Saturday, 14 September 2013

Dynamo - Max using Reduce

Wow, following Zach Kron’s very kind article over at Buildz, I guess I’d better get posting. Here’s a quick study using Reduce, one of the List Processing nodes I talked about last time. I’ve had a couple of comments suggesting that Reduce is a bit hard to understand, which implies I didn’t explain it very well. So here goes for a more detailed explanation. Or perhaps I should just stop while I’m behind.

There are lots of ways to find the maximum element in a list. This one uses Reduce.


Reduce takes a function, an initial value, and a list. In this case, my function is a custom node called Max, which returns the higher of two input numbers.

So I feed my list into Reduce, and set the initial value (the a input on the Reduce node) to the First value in the list. This way, I know that my final output will be a value from the list. (You might think you could just use zero as an initial value, but what would happen if all the items in the list were negative numbers?)

So Reduce takes the initial number (I tend to think of this as ‘the number it has in its hand’), and feeds it to Max alongside the first item from the list. Obviously, they’re both the same number, so Max outputs that number. Then Reduce takes that number and feeds it to Max alongside the second item in the list. And so on. At each stage, if the number from the list is higher than the number that Reduce has in its hand already, then Max gives that higher number to Reduce. And after Reduce has walked through all the items in the list, the number it has in its hand is the highest number in the list.

Does that make sense?

Here’s the definition of Max:


It’d be trivial to change this into a Min node that returned the smaller of the two numbers. Then you could plug that into Reduce to extract the Minimum value from a list.

So, Reduce steps through each item in a list and ‘has a value in its hand’. Your function needs to take those two values as inputs, and give an output value back to Reduce. The eventual output from Reduce is the output from the function when it’s invoked with the last item in the list and the value that Reduce has in its hand at that point.

Clear as mud.

Tuesday, 3 September 2013

Dynamo - List Processing

Many Dynamo layouts need to process lists. Lacing is one option, and recursion is another, but sometimes the built-in list-processing nodes Map, Reduce and Combine are just what you need.

Map applies a function to each element of a list and generates a list of the results.

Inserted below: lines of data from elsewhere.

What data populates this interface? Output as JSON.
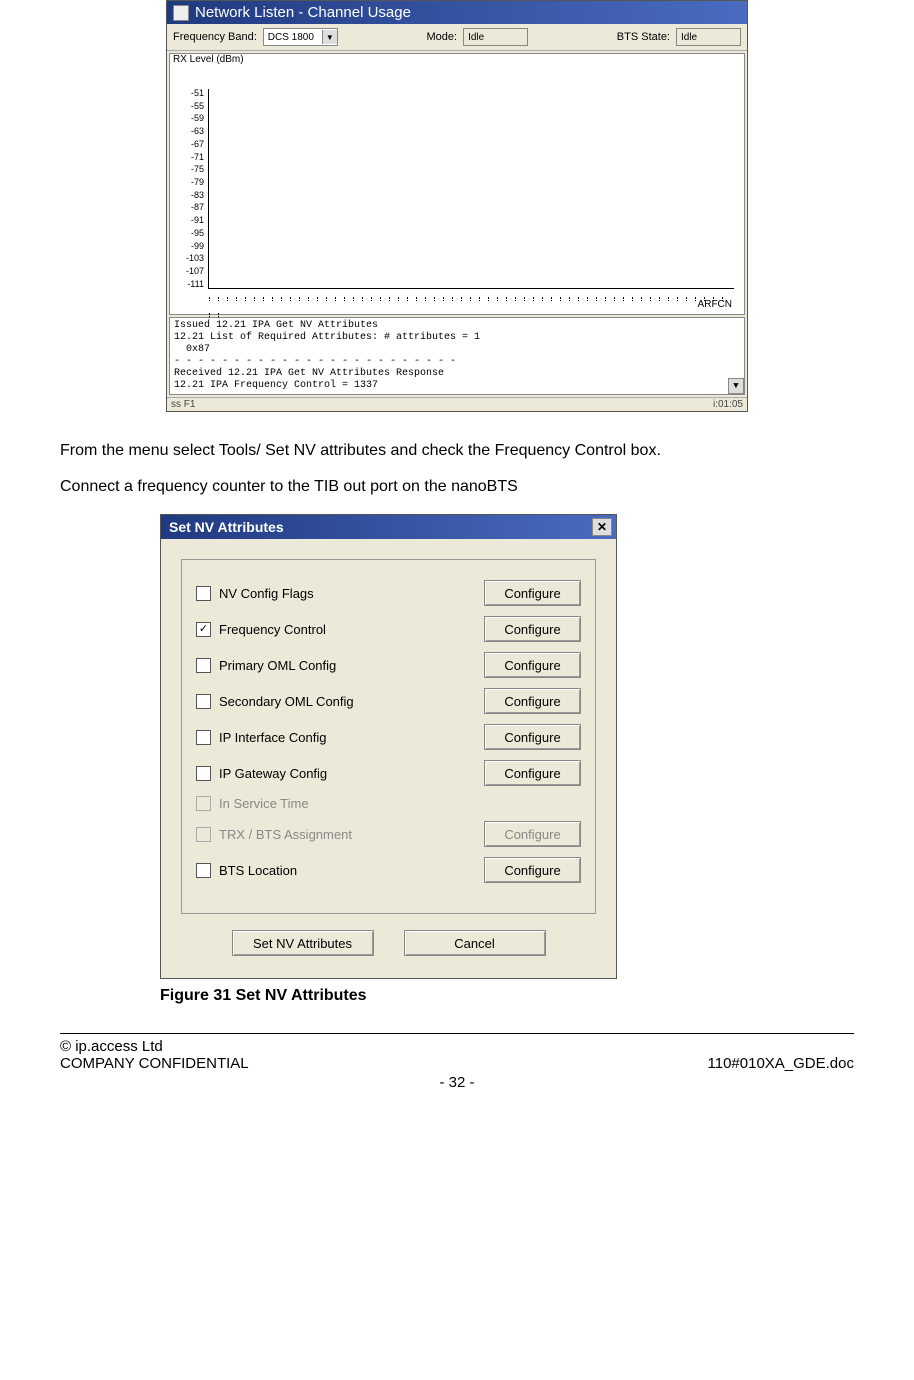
{
  "win1": {
    "title": "Network Listen - Channel Usage",
    "freq_band_label": "Frequency Band:",
    "freq_band_value": "DCS 1800",
    "mode_label": "Mode:",
    "mode_value": "Idle",
    "bts_state_label": "BTS State:",
    "bts_state_value": "Idle",
    "chart_title": "RX Level (dBm)",
    "xlabel": "ARFCN",
    "log": "Issued 12.21 IPA Get NV Attributes\n12.21 List of Required Attributes: # attributes = 1\n  0x87\n- - - - - - - - - - - - - - - - - - - - - - - -\nReceived 12.21 IPA Get NV Attributes Response\n12.21 IPA Frequency Control = 1337",
    "status_left": "ss F1",
    "status_right": "i:01:05"
  },
  "para1": "From the menu select Tools/ Set NV attributes and check the Frequency Control box.",
  "para2": "Connect a frequency counter to the TIB out port on the nanoBTS",
  "win2": {
    "title": "Set NV Attributes",
    "rows": [
      {
        "label": "NV Config Flags",
        "checked": false,
        "disabled": false,
        "btn": "Configure",
        "btn_disabled": false
      },
      {
        "label": "Frequency Control",
        "checked": true,
        "disabled": false,
        "btn": "Configure",
        "btn_disabled": false
      },
      {
        "label": "Primary OML Config",
        "checked": false,
        "disabled": false,
        "btn": "Configure",
        "btn_disabled": false
      },
      {
        "label": "Secondary OML Config",
        "checked": false,
        "disabled": false,
        "btn": "Configure",
        "btn_disabled": false
      },
      {
        "label": "IP Interface Config",
        "checked": false,
        "disabled": false,
        "btn": "Configure",
        "btn_disabled": false
      },
      {
        "label": "IP Gateway Config",
        "checked": false,
        "disabled": false,
        "btn": "Configure",
        "btn_disabled": false
      },
      {
        "label": "In Service Time",
        "checked": false,
        "disabled": true,
        "btn": "",
        "btn_disabled": true
      },
      {
        "label": "TRX / BTS Assignment",
        "checked": false,
        "disabled": true,
        "btn": "Configure",
        "btn_disabled": true
      },
      {
        "label": "BTS Location",
        "checked": false,
        "disabled": false,
        "btn": "Configure",
        "btn_disabled": false
      }
    ],
    "set_btn": "Set NV Attributes",
    "cancel_btn": "Cancel"
  },
  "figcap": "Figure 31 Set NV Attributes",
  "footer": {
    "copyright": "© ip.access Ltd",
    "conf": "COMPANY CONFIDENTIAL",
    "doc": "110#010XA_GDE.doc",
    "page": "- 32 -"
  },
  "chart_data": {
    "type": "bar",
    "title": "RX Level (dBm)",
    "xlabel": "ARFCN",
    "ylabel": "",
    "y_ticks": [
      -51,
      -55,
      -59,
      -63,
      -67,
      -71,
      -75,
      -79,
      -83,
      -87,
      -91,
      -95,
      -99,
      -103,
      -107,
      -111
    ],
    "ylim": [
      -111,
      -51
    ],
    "series": [
      {
        "name": "RX Level",
        "values": []
      }
    ],
    "note": "no bars plotted in screenshot"
  }
}
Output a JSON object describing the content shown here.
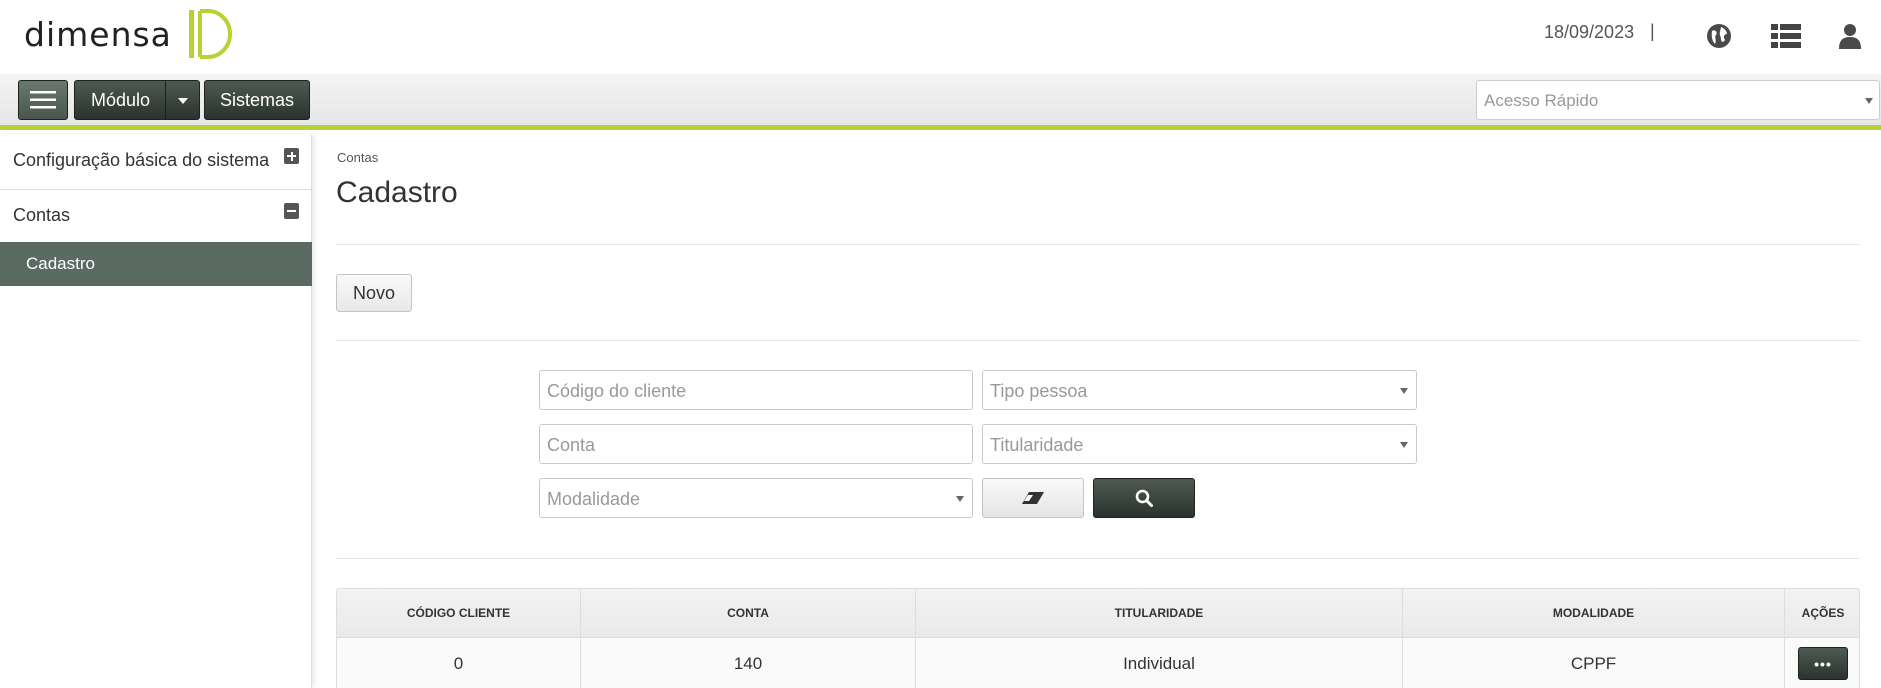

The function needs to have one unconnected input, and is called once for each element in the list: The element is fed into the unconnected input, and the function’s output is appended to Map’s output-list.

This is an example that doubles each element of a list:


You’d probably use Lacing for this in a real-world layout, but Map will work with custom nodes, whereas Lacing only works with Lacing-enabled built-in nodes at the moment. I’ll often create a custom node to ‘wrap’ a bunch of nodes, just to surface the single input that Map needs.

Combine is like Map, but takes two or more input lists. The number of unconnected inputs on the function needs to match the number of lists in the Combine. Just like Map, the output from Combine is a list of the outputs of the individual function calls.

And here’s an example using Combine to generate a series of Square numbers:


The same comment about Lacing applies…

In contrast to Map and Combine, Reduce just produces a single value, not a list. It’s inputs are a list, a function, and an initial value. The function needs to take one list element and the initial value, and output a single value. That value is then fed into the function along with the next element in the list. And the output from the Reduce node is the output from the last function-call.

As an example, here is Factorial implemented with Reduce:


Note that there’s nothing to stop you using a list as your ‘single input value’, so you can use Reduce to implement lots of other list-processing functions. And of course your function can inspect and edit the contents of the ‘single input value’ at each stage. Reduce is really very versatile.

Another example, generating a Fibonacci series using Reduce:


Which uses this Fibonacci custom node:


It’s a bit inelegant in places, but it does the job.

For the code-geeks, it does look as though the Reduce node in Dynamo is actually implemented as Fold in the underlying F#, so the name might change in future Dynamo releases.